[Excerpts from an interface dataset]

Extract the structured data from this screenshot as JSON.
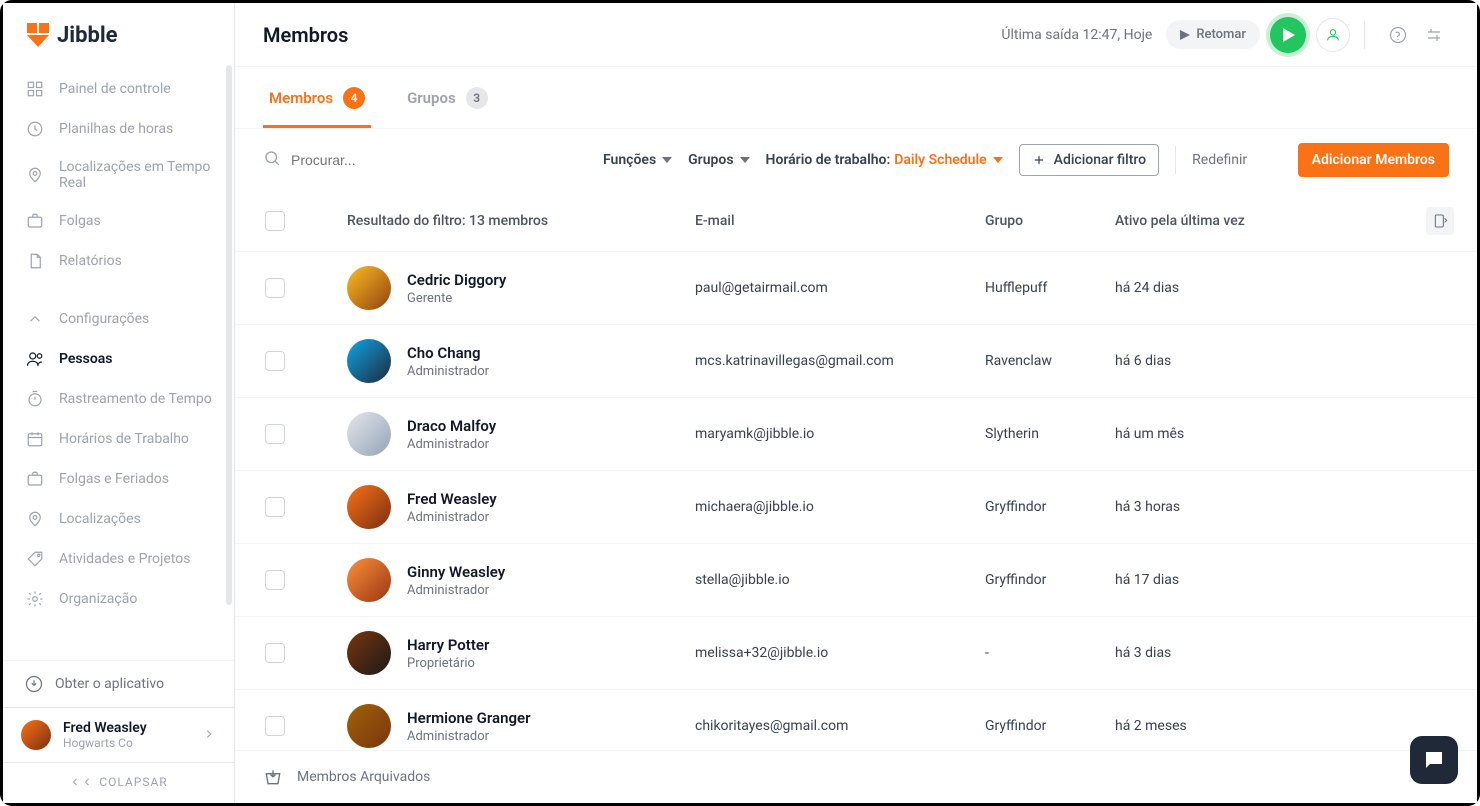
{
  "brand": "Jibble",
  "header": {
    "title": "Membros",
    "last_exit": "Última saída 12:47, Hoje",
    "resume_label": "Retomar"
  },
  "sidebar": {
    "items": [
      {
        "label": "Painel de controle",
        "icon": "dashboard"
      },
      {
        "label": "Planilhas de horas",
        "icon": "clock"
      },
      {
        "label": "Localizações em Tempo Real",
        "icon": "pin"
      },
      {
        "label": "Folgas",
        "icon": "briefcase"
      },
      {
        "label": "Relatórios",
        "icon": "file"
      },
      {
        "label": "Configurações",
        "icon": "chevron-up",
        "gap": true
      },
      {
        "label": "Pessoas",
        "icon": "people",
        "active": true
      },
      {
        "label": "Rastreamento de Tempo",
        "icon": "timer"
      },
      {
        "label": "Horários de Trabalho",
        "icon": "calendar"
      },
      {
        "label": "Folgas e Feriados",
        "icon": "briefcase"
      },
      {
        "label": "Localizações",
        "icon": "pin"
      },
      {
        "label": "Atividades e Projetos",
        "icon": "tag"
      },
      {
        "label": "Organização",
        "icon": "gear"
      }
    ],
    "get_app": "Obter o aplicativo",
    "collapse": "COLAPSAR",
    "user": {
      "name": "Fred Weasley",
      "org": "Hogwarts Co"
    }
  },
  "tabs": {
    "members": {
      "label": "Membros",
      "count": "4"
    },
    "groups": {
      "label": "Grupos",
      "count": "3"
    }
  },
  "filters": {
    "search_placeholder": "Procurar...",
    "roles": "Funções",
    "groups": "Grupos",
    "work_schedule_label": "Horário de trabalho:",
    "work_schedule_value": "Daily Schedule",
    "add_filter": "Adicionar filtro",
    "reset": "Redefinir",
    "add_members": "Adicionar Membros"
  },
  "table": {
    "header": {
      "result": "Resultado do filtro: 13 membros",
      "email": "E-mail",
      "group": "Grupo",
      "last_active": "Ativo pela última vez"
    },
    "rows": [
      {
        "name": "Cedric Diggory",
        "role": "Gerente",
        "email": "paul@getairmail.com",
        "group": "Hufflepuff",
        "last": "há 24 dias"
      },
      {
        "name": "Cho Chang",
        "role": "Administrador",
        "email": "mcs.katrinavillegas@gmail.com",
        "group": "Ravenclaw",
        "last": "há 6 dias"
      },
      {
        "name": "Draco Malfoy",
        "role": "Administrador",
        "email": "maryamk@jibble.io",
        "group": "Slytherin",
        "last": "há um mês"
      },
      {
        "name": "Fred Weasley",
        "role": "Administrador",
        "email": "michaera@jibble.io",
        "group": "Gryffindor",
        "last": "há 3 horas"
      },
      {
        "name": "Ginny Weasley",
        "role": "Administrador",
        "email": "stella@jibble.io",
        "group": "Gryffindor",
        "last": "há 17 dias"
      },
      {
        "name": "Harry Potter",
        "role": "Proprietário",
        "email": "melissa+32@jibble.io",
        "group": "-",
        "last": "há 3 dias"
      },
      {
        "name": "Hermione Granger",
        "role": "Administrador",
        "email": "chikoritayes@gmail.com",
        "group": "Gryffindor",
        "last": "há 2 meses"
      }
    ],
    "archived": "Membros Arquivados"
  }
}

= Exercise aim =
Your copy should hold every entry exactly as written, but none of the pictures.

= Written solution =
Extract the structured data from this screenshot as JSON.
{
  "brand": "Jibble",
  "header": {
    "title": "Membros",
    "last_exit": "Última saída 12:47, Hoje",
    "resume_label": "Retomar"
  },
  "sidebar": {
    "items": [
      {
        "label": "Painel de controle",
        "icon": "dashboard"
      },
      {
        "label": "Planilhas de horas",
        "icon": "clock"
      },
      {
        "label": "Localizações em Tempo Real",
        "icon": "pin"
      },
      {
        "label": "Folgas",
        "icon": "briefcase"
      },
      {
        "label": "Relatórios",
        "icon": "file"
      },
      {
        "label": "Configurações",
        "icon": "chevron-up",
        "gap": true
      },
      {
        "label": "Pessoas",
        "icon": "people",
        "active": true
      },
      {
        "label": "Rastreamento de Tempo",
        "icon": "timer"
      },
      {
        "label": "Horários de Trabalho",
        "icon": "calendar"
      },
      {
        "label": "Folgas e Feriados",
        "icon": "briefcase"
      },
      {
        "label": "Localizações",
        "icon": "pin"
      },
      {
        "label": "Atividades e Projetos",
        "icon": "tag"
      },
      {
        "label": "Organização",
        "icon": "gear"
      }
    ],
    "get_app": "Obter o aplicativo",
    "collapse": "COLAPSAR",
    "user": {
      "name": "Fred Weasley",
      "org": "Hogwarts Co"
    }
  },
  "tabs": {
    "members": {
      "label": "Membros",
      "count": "4"
    },
    "groups": {
      "label": "Grupos",
      "count": "3"
    }
  },
  "filters": {
    "search_placeholder": "Procurar...",
    "roles": "Funções",
    "groups": "Grupos",
    "work_schedule_label": "Horário de trabalho:",
    "work_schedule_value": "Daily Schedule",
    "add_filter": "Adicionar filtro",
    "reset": "Redefinir",
    "add_members": "Adicionar Membros"
  },
  "table": {
    "header": {
      "result": "Resultado do filtro: 13 membros",
      "email": "E-mail",
      "group": "Grupo",
      "last_active": "Ativo pela última vez"
    },
    "rows": [
      {
        "name": "Cedric Diggory",
        "role": "Gerente",
        "email": "paul@getairmail.com",
        "group": "Hufflepuff",
        "last": "há 24 dias"
      },
      {
        "name": "Cho Chang",
        "role": "Administrador",
        "email": "mcs.katrinavillegas@gmail.com",
        "group": "Ravenclaw",
        "last": "há 6 dias"
      },
      {
        "name": "Draco Malfoy",
        "role": "Administrador",
        "email": "maryamk@jibble.io",
        "group": "Slytherin",
        "last": "há um mês"
      },
      {
        "name": "Fred Weasley",
        "role": "Administrador",
        "email": "michaera@jibble.io",
        "group": "Gryffindor",
        "last": "há 3 horas"
      },
      {
        "name": "Ginny Weasley",
        "role": "Administrador",
        "email": "stella@jibble.io",
        "group": "Gryffindor",
        "last": "há 17 dias"
      },
      {
        "name": "Harry Potter",
        "role": "Proprietário",
        "email": "melissa+32@jibble.io",
        "group": "-",
        "last": "há 3 dias"
      },
      {
        "name": "Hermione Granger",
        "role": "Administrador",
        "email": "chikoritayes@gmail.com",
        "group": "Gryffindor",
        "last": "há 2 meses"
      }
    ],
    "archived": "Membros Arquivados"
  }
}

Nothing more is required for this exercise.